■ Task item:
Output the listing word for word, minus pictures.

■ Data under study:
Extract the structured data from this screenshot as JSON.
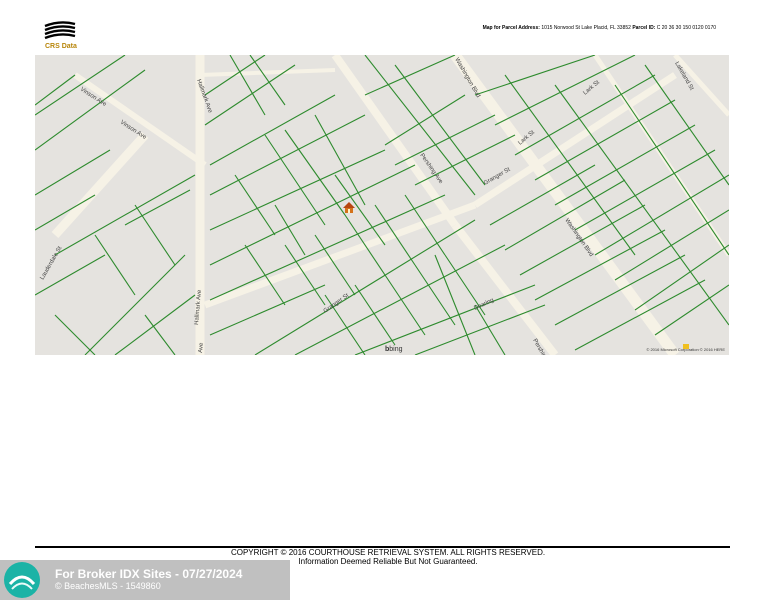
{
  "header": {
    "brand": "CRS Data",
    "map_for_label": "Map for Parcel Address:",
    "address": "1015 Norwood St Lake Placid, FL 33852",
    "parcel_id_label": "Parcel ID:",
    "parcel_id": "C 20 36 30 150 0120 0170"
  },
  "map": {
    "streets": [
      "Vinson Ave",
      "Vinson Ave",
      "Hallmark Ave",
      "Hallmark Ave",
      "Pershing Ave",
      "Granger St",
      "Washington Blvd",
      "Lark St",
      "Lark St",
      "Lakeland St",
      "Warning St",
      "Burlingame Blvd",
      "Lauderdale St",
      "Kingston Blvd",
      "Dearing",
      "Pershing",
      "Ave",
      "Ave"
    ],
    "bing_label": "bing",
    "attribution": "© 2016 Microsoft Corporation  © 2016 HERE"
  },
  "footer": {
    "copyright": "COPYRIGHT © 2016 COURTHOUSE RETRIEVAL SYSTEM. ALL RIGHTS RESERVED.",
    "disclaimer": "Information Deemed Reliable But Not Guaranteed."
  },
  "watermark": {
    "line1": "For Broker IDX Sites - 07/27/2024",
    "line2": "© BeachesMLS - 1549860"
  },
  "colors": {
    "parcel_line": "#2e8b2e",
    "road": "#f4f0e4",
    "background": "#e5e3df",
    "marker": "#d4721a"
  },
  "icons": [
    "house-marker-icon",
    "bing-logo-icon",
    "crs-logo-icon"
  ]
}
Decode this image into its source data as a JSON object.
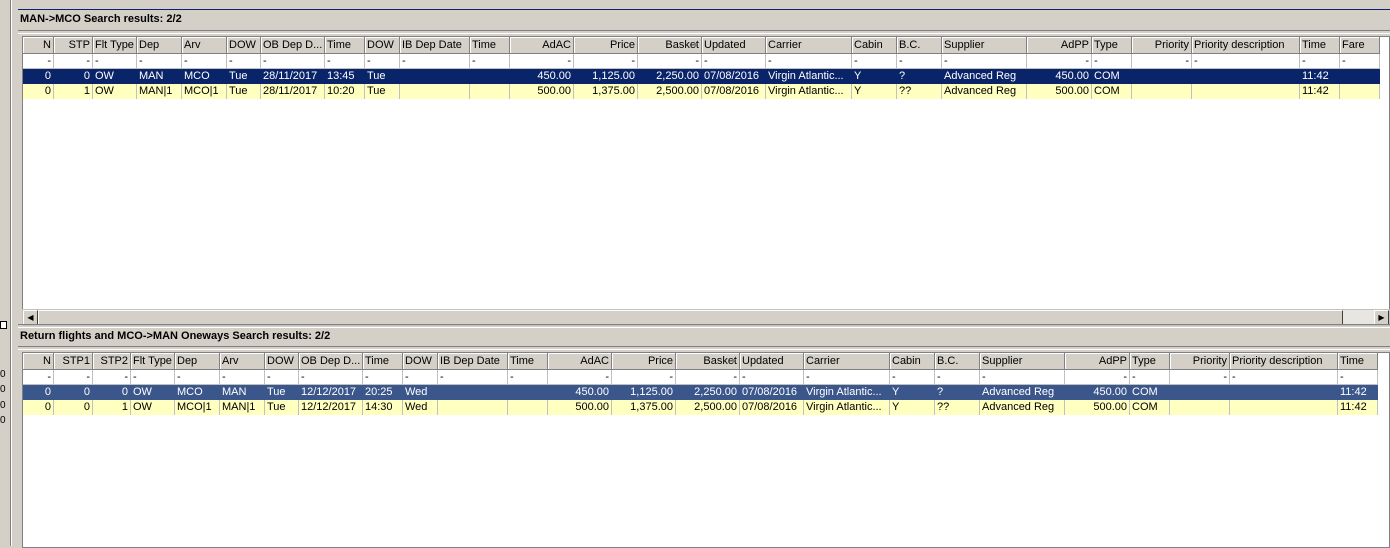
{
  "left_strip": {
    "box_text": "",
    "values": [
      "0",
      "0",
      "0",
      "0"
    ]
  },
  "outbound": {
    "title": "MAN->MCO Search results: 2/2",
    "columns": [
      "N",
      "STP",
      "Flt Type",
      "Dep",
      "Arv",
      "DOW",
      "OB Dep D...",
      "Time",
      "DOW",
      "IB Dep Date",
      "Time",
      "AdAC",
      "Price",
      "Basket",
      "Updated",
      "Carrier",
      "Cabin",
      "B.C.",
      "Supplier",
      "AdPP",
      "Type",
      "Priority",
      "Priority description",
      "Time",
      "Fare"
    ],
    "filter": [
      "-",
      "-",
      "-",
      "-",
      "-",
      "-",
      "-",
      "-",
      "-",
      "-",
      "-",
      "-",
      "-",
      "-",
      "-",
      "-",
      "-",
      "-",
      "-",
      "-",
      "-",
      "-",
      "-",
      "-",
      "-"
    ],
    "rows": [
      [
        "0",
        "0",
        "OW",
        "MAN",
        "MCO",
        "Tue",
        "28/11/2017",
        "13:45",
        "Tue",
        "",
        "",
        "450.00",
        "1,125.00",
        "2,250.00",
        "07/08/2016",
        "Virgin Atlantic...",
        "Y",
        "?",
        "Advanced Reg",
        "450.00",
        "COM",
        "",
        "",
        "11:42",
        ""
      ],
      [
        "0",
        "1",
        "OW",
        "MAN|1",
        "MCO|1",
        "Tue",
        "28/11/2017",
        "10:20",
        "Tue",
        "",
        "",
        "500.00",
        "1,375.00",
        "2,500.00",
        "07/08/2016",
        "Virgin Atlantic...",
        "Y",
        "??",
        "Advanced Reg",
        "500.00",
        "COM",
        "",
        "",
        "11:42",
        ""
      ]
    ]
  },
  "inbound": {
    "title": "Return flights and MCO->MAN Oneways Search results: 2/2",
    "columns": [
      "N",
      "STP1",
      "STP2",
      "Flt Type",
      "Dep",
      "Arv",
      "DOW",
      "OB Dep D...",
      "Time",
      "DOW",
      "IB Dep Date",
      "Time",
      "AdAC",
      "Price",
      "Basket",
      "Updated",
      "Carrier",
      "Cabin",
      "B.C.",
      "Supplier",
      "AdPP",
      "Type",
      "Priority",
      "Priority description",
      "Time"
    ],
    "filter": [
      "-",
      "-",
      "-",
      "-",
      "-",
      "-",
      "-",
      "-",
      "-",
      "-",
      "-",
      "-",
      "-",
      "-",
      "-",
      "-",
      "-",
      "-",
      "-",
      "-",
      "-",
      "-",
      "-",
      "-",
      "-"
    ],
    "rows": [
      [
        "0",
        "0",
        "0",
        "OW",
        "MCO",
        "MAN",
        "Tue",
        "12/12/2017",
        "20:25",
        "Wed",
        "",
        "",
        "450.00",
        "1,125.00",
        "2,250.00",
        "07/08/2016",
        "Virgin Atlantic...",
        "Y",
        "?",
        "Advanced Reg",
        "450.00",
        "COM",
        "",
        "",
        "11:42"
      ],
      [
        "0",
        "0",
        "1",
        "OW",
        "MCO|1",
        "MAN|1",
        "Tue",
        "12/12/2017",
        "14:30",
        "Wed",
        "",
        "",
        "500.00",
        "1,375.00",
        "2,500.00",
        "07/08/2016",
        "Virgin Atlantic...",
        "Y",
        "??",
        "Advanced Reg",
        "500.00",
        "COM",
        "",
        "",
        "11:42"
      ]
    ]
  },
  "colors": {
    "selected_dark": "#0a246a",
    "selected_mid": "#3b568a",
    "row_highlight": "#ffffc0",
    "header_bg": "#d4d0c8"
  }
}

■ Solved problem:
Extract the structured data from this screenshot as JSON.
{
  "header": {
    "brand": "CRS Data",
    "map_for_label": "Map for Parcel Address:",
    "address": "1015 Norwood St Lake Placid, FL 33852",
    "parcel_id_label": "Parcel ID:",
    "parcel_id": "C 20 36 30 150 0120 0170"
  },
  "map": {
    "streets": [
      "Vinson Ave",
      "Vinson Ave",
      "Hallmark Ave",
      "Hallmark Ave",
      "Pershing Ave",
      "Granger St",
      "Washington Blvd",
      "Lark St",
      "Lark St",
      "Lakeland St",
      "Warning St",
      "Burlingame Blvd",
      "Lauderdale St",
      "Kingston Blvd",
      "Dearing",
      "Pershing",
      "Ave",
      "Ave"
    ],
    "bing_label": "bing",
    "attribution": "© 2016 Microsoft Corporation  © 2016 HERE"
  },
  "footer": {
    "copyright": "COPYRIGHT © 2016 COURTHOUSE RETRIEVAL SYSTEM. ALL RIGHTS RESERVED.",
    "disclaimer": "Information Deemed Reliable But Not Guaranteed."
  },
  "watermark": {
    "line1": "For Broker IDX Sites - 07/27/2024",
    "line2": "© BeachesMLS - 1549860"
  },
  "colors": {
    "parcel_line": "#2e8b2e",
    "road": "#f4f0e4",
    "background": "#e5e3df",
    "marker": "#d4721a"
  },
  "icons": [
    "house-marker-icon",
    "bing-logo-icon",
    "crs-logo-icon"
  ]
}
Decode this image into its source data as a JSON object.
{
  "left_strip": {
    "box_text": "",
    "values": [
      "0",
      "0",
      "0",
      "0"
    ]
  },
  "outbound": {
    "title": "MAN->MCO Search results: 2/2",
    "columns": [
      "N",
      "STP",
      "Flt Type",
      "Dep",
      "Arv",
      "DOW",
      "OB Dep D...",
      "Time",
      "DOW",
      "IB Dep Date",
      "Time",
      "AdAC",
      "Price",
      "Basket",
      "Updated",
      "Carrier",
      "Cabin",
      "B.C.",
      "Supplier",
      "AdPP",
      "Type",
      "Priority",
      "Priority description",
      "Time",
      "Fare"
    ],
    "filter": [
      "-",
      "-",
      "-",
      "-",
      "-",
      "-",
      "-",
      "-",
      "-",
      "-",
      "-",
      "-",
      "-",
      "-",
      "-",
      "-",
      "-",
      "-",
      "-",
      "-",
      "-",
      "-",
      "-",
      "-",
      "-"
    ],
    "rows": [
      [
        "0",
        "0",
        "OW",
        "MAN",
        "MCO",
        "Tue",
        "28/11/2017",
        "13:45",
        "Tue",
        "",
        "",
        "450.00",
        "1,125.00",
        "2,250.00",
        "07/08/2016",
        "Virgin Atlantic...",
        "Y",
        "?",
        "Advanced Reg",
        "450.00",
        "COM",
        "",
        "",
        "11:42",
        ""
      ],
      [
        "0",
        "1",
        "OW",
        "MAN|1",
        "MCO|1",
        "Tue",
        "28/11/2017",
        "10:20",
        "Tue",
        "",
        "",
        "500.00",
        "1,375.00",
        "2,500.00",
        "07/08/2016",
        "Virgin Atlantic...",
        "Y",
        "??",
        "Advanced Reg",
        "500.00",
        "COM",
        "",
        "",
        "11:42",
        ""
      ]
    ]
  },
  "inbound": {
    "title": "Return flights and MCO->MAN Oneways Search results: 2/2",
    "columns": [
      "N",
      "STP1",
      "STP2",
      "Flt Type",
      "Dep",
      "Arv",
      "DOW",
      "OB Dep D...",
      "Time",
      "DOW",
      "IB Dep Date",
      "Time",
      "AdAC",
      "Price",
      "Basket",
      "Updated",
      "Carrier",
      "Cabin",
      "B.C.",
      "Supplier",
      "AdPP",
      "Type",
      "Priority",
      "Priority description",
      "Time"
    ],
    "filter": [
      "-",
      "-",
      "-",
      "-",
      "-",
      "-",
      "-",
      "-",
      "-",
      "-",
      "-",
      "-",
      "-",
      "-",
      "-",
      "-",
      "-",
      "-",
      "-",
      "-",
      "-",
      "-",
      "-",
      "-",
      "-"
    ],
    "rows": [
      [
        "0",
        "0",
        "0",
        "OW",
        "MCO",
        "MAN",
        "Tue",
        "12/12/2017",
        "20:25",
        "Wed",
        "",
        "",
        "450.00",
        "1,125.00",
        "2,250.00",
        "07/08/2016",
        "Virgin Atlantic...",
        "Y",
        "?",
        "Advanced Reg",
        "450.00",
        "COM",
        "",
        "",
        "11:42"
      ],
      [
        "0",
        "0",
        "1",
        "OW",
        "MCO|1",
        "MAN|1",
        "Tue",
        "12/12/2017",
        "14:30",
        "Wed",
        "",
        "",
        "500.00",
        "1,375.00",
        "2,500.00",
        "07/08/2016",
        "Virgin Atlantic...",
        "Y",
        "??",
        "Advanced Reg",
        "500.00",
        "COM",
        "",
        "",
        "11:42"
      ]
    ]
  },
  "colors": {
    "selected_dark": "#0a246a",
    "selected_mid": "#3b568a",
    "row_highlight": "#ffffc0",
    "header_bg": "#d4d0c8"
  }
}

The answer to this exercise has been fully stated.